*Aim of the task*: Below are records; output exactly the lines from the one with "Enumerate this screenshot's" through their final line.

*Data provided*:
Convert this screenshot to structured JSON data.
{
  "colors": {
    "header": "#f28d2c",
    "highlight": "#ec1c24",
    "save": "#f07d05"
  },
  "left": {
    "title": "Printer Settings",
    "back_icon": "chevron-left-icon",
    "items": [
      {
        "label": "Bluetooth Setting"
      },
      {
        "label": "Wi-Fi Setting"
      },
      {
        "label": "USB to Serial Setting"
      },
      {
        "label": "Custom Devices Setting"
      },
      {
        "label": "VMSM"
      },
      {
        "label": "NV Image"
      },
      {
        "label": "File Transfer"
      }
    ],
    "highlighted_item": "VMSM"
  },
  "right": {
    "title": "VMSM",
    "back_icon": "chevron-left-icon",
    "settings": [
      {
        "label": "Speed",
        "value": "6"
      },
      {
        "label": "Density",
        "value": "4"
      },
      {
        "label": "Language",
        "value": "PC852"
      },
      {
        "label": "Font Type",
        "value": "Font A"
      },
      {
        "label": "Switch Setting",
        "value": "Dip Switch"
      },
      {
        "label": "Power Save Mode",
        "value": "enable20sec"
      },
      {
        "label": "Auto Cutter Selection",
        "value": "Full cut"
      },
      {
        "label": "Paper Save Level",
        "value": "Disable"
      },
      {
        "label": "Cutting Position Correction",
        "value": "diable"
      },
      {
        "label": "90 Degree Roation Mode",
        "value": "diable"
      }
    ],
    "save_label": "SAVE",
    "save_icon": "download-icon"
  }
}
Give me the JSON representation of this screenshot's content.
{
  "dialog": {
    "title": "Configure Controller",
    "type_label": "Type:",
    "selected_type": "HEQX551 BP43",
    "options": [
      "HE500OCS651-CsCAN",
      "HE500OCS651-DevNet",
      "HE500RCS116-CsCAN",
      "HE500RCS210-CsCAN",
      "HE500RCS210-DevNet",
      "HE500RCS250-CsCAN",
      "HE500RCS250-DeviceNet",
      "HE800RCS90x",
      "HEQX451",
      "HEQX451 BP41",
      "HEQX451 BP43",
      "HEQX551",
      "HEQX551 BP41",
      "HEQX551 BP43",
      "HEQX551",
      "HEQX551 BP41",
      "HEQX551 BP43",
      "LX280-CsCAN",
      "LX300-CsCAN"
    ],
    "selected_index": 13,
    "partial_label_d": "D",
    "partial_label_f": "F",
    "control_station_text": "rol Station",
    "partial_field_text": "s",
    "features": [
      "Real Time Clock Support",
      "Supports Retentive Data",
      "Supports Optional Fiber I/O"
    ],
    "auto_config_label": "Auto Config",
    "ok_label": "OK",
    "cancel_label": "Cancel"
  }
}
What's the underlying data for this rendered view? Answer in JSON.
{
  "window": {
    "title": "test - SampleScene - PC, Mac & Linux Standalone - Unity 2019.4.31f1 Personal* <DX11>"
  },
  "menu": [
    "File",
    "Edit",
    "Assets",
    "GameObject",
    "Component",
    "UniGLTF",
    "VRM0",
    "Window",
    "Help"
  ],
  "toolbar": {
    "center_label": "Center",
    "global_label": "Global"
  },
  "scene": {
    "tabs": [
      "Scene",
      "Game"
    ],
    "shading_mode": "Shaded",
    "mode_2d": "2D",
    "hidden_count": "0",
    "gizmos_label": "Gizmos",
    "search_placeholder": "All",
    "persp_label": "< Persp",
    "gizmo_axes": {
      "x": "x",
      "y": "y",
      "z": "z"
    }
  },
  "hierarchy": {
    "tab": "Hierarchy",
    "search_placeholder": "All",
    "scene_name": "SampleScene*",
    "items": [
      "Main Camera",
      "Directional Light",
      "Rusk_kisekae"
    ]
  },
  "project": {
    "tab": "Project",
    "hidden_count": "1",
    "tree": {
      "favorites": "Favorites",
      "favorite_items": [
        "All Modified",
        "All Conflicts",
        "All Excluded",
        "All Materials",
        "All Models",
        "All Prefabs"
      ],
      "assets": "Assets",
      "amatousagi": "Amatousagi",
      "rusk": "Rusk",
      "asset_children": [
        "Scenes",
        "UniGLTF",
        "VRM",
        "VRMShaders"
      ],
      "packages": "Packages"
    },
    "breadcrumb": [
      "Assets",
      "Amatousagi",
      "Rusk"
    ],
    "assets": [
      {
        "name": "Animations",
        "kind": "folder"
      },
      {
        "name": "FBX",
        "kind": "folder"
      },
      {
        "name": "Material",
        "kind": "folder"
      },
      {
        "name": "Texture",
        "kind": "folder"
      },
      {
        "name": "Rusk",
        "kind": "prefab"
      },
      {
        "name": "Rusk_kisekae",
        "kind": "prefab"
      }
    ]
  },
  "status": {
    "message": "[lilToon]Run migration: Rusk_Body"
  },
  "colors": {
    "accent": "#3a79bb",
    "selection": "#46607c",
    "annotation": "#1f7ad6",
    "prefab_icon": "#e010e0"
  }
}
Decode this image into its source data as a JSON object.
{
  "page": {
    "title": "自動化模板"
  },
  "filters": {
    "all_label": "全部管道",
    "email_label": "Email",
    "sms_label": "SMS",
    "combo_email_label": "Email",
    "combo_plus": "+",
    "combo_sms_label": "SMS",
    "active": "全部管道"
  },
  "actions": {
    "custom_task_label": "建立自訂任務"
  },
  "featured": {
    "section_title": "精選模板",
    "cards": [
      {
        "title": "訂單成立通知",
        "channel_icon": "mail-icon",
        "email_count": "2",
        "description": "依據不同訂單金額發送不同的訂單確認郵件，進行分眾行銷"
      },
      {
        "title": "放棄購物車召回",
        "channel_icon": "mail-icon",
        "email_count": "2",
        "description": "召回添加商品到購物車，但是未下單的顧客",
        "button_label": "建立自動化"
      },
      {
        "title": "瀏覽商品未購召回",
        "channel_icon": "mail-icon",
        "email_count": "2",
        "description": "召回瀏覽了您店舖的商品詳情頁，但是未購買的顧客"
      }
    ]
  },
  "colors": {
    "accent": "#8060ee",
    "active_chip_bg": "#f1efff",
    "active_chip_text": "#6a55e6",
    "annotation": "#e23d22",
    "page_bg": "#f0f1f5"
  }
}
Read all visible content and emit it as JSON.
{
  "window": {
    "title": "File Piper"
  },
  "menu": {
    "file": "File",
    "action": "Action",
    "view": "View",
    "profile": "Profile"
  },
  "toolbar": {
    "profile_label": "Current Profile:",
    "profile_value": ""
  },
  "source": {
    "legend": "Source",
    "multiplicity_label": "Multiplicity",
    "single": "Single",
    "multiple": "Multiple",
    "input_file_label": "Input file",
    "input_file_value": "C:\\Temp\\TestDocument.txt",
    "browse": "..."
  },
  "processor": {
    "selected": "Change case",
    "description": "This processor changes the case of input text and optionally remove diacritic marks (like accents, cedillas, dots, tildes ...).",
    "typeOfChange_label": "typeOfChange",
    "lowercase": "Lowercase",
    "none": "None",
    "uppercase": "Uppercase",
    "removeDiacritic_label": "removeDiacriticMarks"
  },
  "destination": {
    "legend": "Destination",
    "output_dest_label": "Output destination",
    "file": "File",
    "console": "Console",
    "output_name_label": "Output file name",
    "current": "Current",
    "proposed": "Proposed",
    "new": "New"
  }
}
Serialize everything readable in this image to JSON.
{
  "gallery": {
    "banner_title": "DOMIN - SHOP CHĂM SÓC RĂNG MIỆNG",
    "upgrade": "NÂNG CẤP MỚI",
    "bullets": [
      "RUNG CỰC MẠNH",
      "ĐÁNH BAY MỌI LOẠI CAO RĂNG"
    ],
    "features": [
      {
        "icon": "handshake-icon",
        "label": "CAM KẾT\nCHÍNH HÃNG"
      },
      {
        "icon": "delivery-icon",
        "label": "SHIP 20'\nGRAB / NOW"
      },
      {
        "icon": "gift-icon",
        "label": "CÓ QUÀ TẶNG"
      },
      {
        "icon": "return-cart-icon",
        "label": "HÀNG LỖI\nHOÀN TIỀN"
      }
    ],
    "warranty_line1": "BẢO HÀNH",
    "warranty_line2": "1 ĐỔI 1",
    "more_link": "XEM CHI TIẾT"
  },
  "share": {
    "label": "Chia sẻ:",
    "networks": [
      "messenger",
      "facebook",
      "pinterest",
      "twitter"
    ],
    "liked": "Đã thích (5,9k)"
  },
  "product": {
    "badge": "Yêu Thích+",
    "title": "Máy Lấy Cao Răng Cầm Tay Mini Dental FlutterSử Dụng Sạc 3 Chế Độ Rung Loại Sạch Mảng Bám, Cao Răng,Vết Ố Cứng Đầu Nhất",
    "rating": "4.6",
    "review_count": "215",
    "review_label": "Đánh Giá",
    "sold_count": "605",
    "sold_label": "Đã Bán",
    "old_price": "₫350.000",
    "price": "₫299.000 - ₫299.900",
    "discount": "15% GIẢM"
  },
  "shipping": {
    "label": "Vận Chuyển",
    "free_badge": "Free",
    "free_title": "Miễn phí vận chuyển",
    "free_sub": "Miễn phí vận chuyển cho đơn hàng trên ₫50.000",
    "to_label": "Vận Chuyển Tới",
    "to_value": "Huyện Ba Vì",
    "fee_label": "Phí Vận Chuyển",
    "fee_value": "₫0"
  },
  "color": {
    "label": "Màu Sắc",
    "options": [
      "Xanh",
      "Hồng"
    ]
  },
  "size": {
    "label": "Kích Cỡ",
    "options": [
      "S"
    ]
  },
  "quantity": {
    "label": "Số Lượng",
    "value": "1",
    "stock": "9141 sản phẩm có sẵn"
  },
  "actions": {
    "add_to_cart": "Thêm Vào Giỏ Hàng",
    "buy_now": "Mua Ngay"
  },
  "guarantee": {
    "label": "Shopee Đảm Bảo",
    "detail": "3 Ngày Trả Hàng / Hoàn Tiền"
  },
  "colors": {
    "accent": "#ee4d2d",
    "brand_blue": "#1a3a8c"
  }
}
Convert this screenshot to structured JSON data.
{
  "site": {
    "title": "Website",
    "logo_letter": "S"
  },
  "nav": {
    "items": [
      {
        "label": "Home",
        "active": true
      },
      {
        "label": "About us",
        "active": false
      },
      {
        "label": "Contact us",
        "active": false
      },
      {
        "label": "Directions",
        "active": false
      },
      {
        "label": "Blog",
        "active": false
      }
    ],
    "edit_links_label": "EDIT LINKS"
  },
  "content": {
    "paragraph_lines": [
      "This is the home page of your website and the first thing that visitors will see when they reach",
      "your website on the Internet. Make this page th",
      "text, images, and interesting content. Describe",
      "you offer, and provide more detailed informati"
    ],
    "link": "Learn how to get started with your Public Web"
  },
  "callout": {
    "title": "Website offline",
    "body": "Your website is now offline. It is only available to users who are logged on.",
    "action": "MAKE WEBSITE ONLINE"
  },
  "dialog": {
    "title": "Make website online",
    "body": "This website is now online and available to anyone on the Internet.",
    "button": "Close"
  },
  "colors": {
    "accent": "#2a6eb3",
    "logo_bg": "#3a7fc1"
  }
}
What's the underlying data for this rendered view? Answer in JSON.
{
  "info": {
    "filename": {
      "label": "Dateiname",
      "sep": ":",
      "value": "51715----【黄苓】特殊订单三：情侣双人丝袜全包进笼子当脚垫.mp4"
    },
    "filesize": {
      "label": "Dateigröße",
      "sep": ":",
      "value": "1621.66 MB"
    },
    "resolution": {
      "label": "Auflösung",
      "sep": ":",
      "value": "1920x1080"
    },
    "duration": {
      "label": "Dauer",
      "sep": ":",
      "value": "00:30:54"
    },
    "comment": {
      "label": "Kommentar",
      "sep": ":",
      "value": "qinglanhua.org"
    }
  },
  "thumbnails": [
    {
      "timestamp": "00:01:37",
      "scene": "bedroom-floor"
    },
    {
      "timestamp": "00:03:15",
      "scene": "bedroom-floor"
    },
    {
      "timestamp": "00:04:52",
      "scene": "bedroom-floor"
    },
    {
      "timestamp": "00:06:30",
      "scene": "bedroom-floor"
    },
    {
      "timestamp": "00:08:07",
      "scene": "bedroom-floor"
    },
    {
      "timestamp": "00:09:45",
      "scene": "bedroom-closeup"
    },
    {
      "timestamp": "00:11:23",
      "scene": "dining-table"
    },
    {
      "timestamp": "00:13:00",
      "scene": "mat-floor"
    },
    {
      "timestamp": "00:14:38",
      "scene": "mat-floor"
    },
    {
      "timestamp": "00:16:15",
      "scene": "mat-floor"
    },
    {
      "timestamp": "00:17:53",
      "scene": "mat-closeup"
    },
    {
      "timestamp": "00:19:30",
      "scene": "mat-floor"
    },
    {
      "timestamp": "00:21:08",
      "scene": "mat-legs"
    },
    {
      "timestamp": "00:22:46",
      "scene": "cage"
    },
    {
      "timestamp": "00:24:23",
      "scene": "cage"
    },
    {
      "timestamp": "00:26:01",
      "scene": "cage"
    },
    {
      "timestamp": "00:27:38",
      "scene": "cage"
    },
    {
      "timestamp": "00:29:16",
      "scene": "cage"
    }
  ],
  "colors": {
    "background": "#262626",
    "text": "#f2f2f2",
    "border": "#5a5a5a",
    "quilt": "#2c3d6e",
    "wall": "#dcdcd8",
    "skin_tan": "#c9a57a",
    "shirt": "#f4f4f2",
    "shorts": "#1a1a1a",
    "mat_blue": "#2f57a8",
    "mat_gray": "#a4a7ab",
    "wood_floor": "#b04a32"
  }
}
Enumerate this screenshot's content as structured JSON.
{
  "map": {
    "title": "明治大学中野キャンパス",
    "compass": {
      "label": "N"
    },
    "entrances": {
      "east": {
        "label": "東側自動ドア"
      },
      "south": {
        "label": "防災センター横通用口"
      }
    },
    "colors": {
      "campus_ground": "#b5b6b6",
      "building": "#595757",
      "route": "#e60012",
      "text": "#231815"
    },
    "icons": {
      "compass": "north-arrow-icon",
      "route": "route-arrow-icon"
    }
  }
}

*Response to this task*:
Enumerate this screenshot's content as structured JSON.
{
  "map": {
    "title": "明治大学中野キャンパス",
    "compass": {
      "label": "N"
    },
    "entrances": {
      "east": {
        "label": "東側自動ドア"
      },
      "south": {
        "label": "防災センター横通用口"
      }
    },
    "colors": {
      "campus_ground": "#b5b6b6",
      "building": "#595757",
      "route": "#e60012",
      "text": "#231815"
    },
    "icons": {
      "compass": "north-arrow-icon",
      "route": "route-arrow-icon"
    }
  }
}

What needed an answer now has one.